Hydrogenated Oil Health Effects
Hydrogenation adds double bonds to normally unsaturated fats, such as vegetable oils. Fully hydrogenating an oil, creating double bonds between all of the molecules in the carbon chain, turns it into a saturated fat. More commonly, oils are partially hydrogenated, creating a majority of double bonds in the fat. These partially hydrogenated oils, also known as trans fats, are more stable, spoil less easily and are solid at room temperature, but they also come with significant health effects. They are commonly used for frying, in processed foods and as margarine.
High Cholesterol and Triglycerides.
Trans fats, or partially hydrogenated oils, raise LDL cholesterol, commonly referred to as "bad" cholesterol. High LDL levels allow cholesterol to build up along the walls of arteries, creating plaques. In addition, these oils lower "good" cholesterol, or HDL, levels. Since HDL works to transport cholesterol back to the liver for processing, low levels inhibit the proper processing of cholesterol. Another effect of hydrogenated oils is to raise triglycerides, another type of lipid that can contribute to artheriosclerosis, in the bloodstream.
Partially hydrogenated oils raise the risk of heart disease and mortality from heart disease. According to the Harvard School of Public Health, the risk of cardiovascular disease rises 23 percent for every 2 percent increase in calories from trans fats consumed every day. Cardiovascular disease can lead to heart attack and stroke.
Consumption of high levels of partially hydrogenated oils can increase inflammation in the body. In addition, they also can inhibit the enzymes necessary for reducing inflammation, compounding the effect. Inflammation within the blood vessels can trigger the buildup of plaque and damage blood vessel walls.
Fats are important for brain development and trans fats can crowd out the healthier essential fatty acids that the brain needs. In particular, the more hydrogenated oils a person consumes, the less DHA, a type of omega-3 fatty acid, is incorporated into neuronal cell membranes, explains the Franklin Institute. Limiting trans fats during pregnancy and breastfeeding is especially important to avoid having these fats replace DHA in the baby's developing brain. DHA may be necessary not only for the development of the fetal and infant brain, but also for preventing neurological disorders such as Alzheimer's disease and mental illnesses.
People who eat a diet high in partially hydrogenated oils can develop an insulin sensitivity, especially if they are already prediabetic or at risk for diabetes.
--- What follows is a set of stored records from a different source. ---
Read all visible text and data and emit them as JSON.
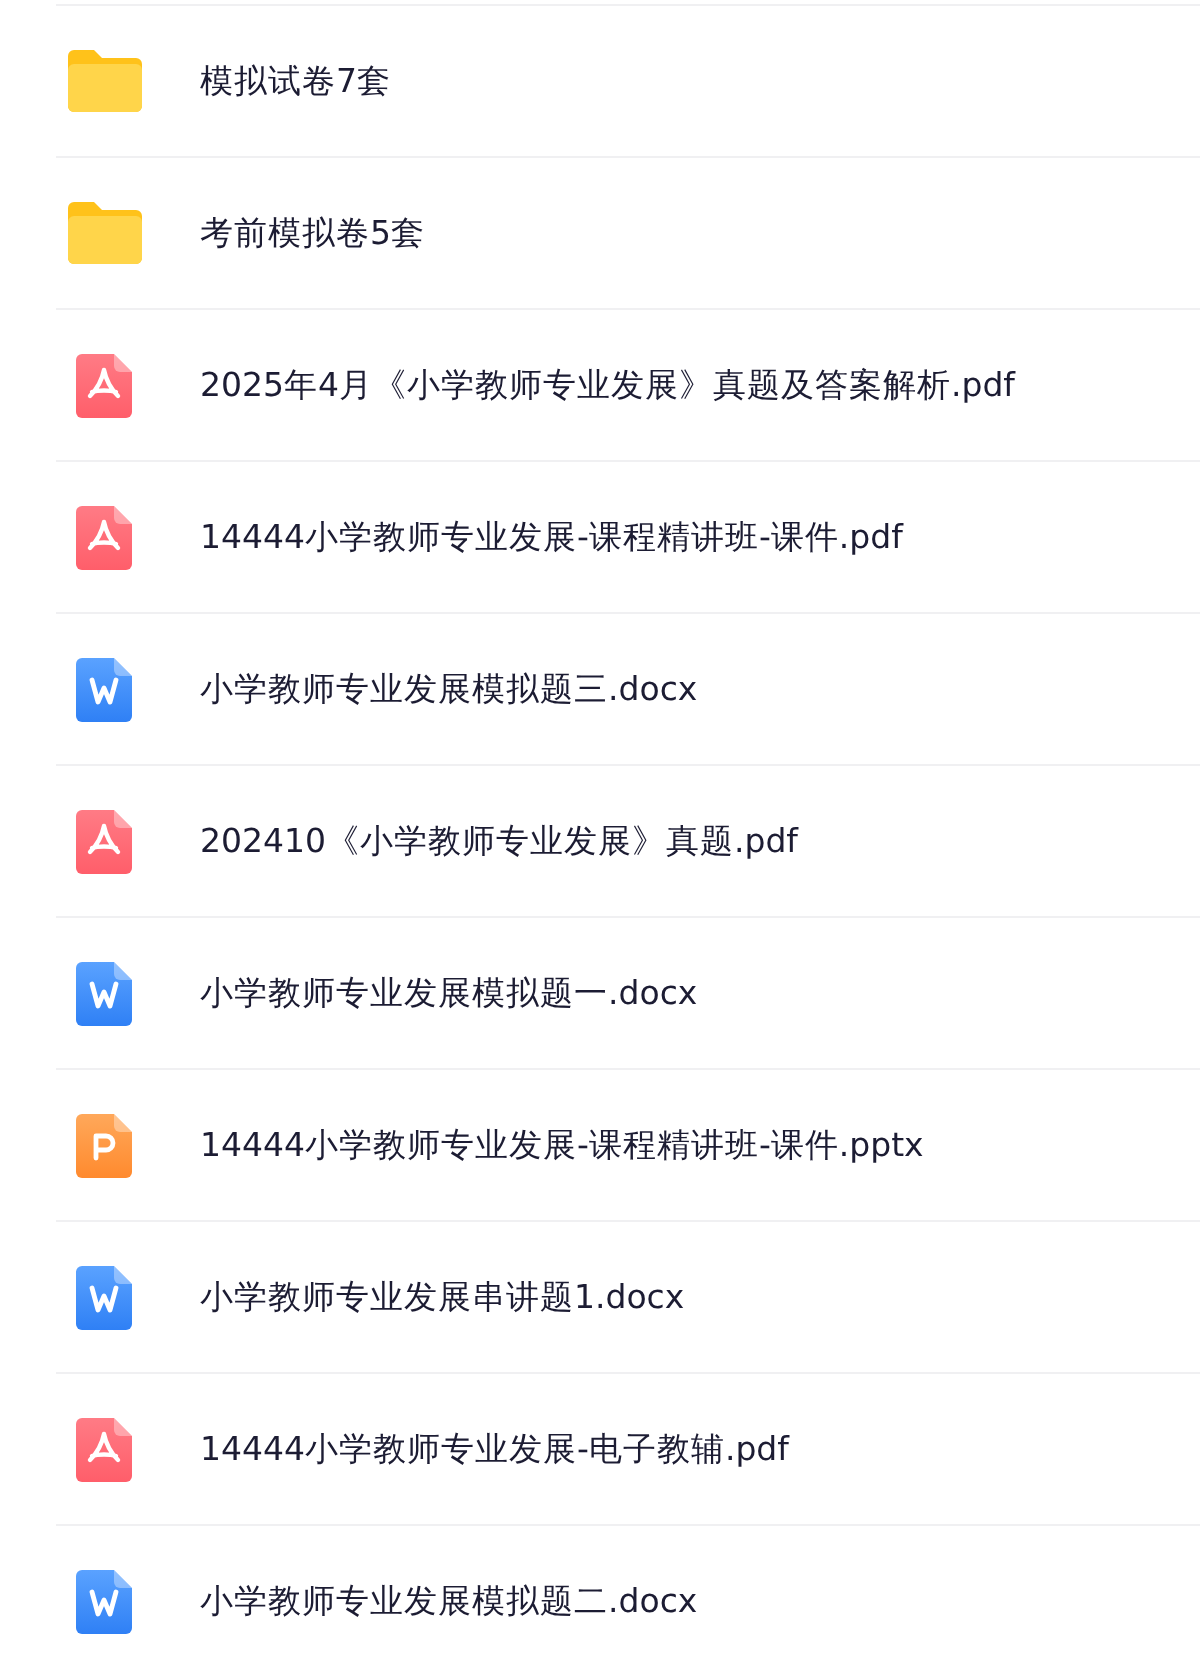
{
  "files": [
    {
      "kind": "folder",
      "name": "模拟试卷7套"
    },
    {
      "kind": "folder",
      "name": "考前模拟卷5套"
    },
    {
      "kind": "pdf",
      "name": "2025年4月《小学教师专业发展》真题及答案解析.pdf"
    },
    {
      "kind": "pdf",
      "name": "14444小学教师专业发展-课程精讲班-课件.pdf"
    },
    {
      "kind": "word",
      "name": "小学教师专业发展模拟题三.docx"
    },
    {
      "kind": "pdf",
      "name": "202410《小学教师专业发展》真题.pdf"
    },
    {
      "kind": "word",
      "name": "小学教师专业发展模拟题一.docx"
    },
    {
      "kind": "slides",
      "name": "14444小学教师专业发展-课程精讲班-课件.pptx"
    },
    {
      "kind": "word",
      "name": "小学教师专业发展串讲题1.docx"
    },
    {
      "kind": "pdf",
      "name": "14444小学教师专业发展-电子教辅.pdf"
    },
    {
      "kind": "word",
      "name": "小学教师专业发展模拟题二.docx"
    }
  ]
}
Insulin modulates the levels of blood glucose and a sensitivity can disrupt this process. When insulin resistance develops, the individual may not only develop diabetes, but may also have an increased risk of obesity.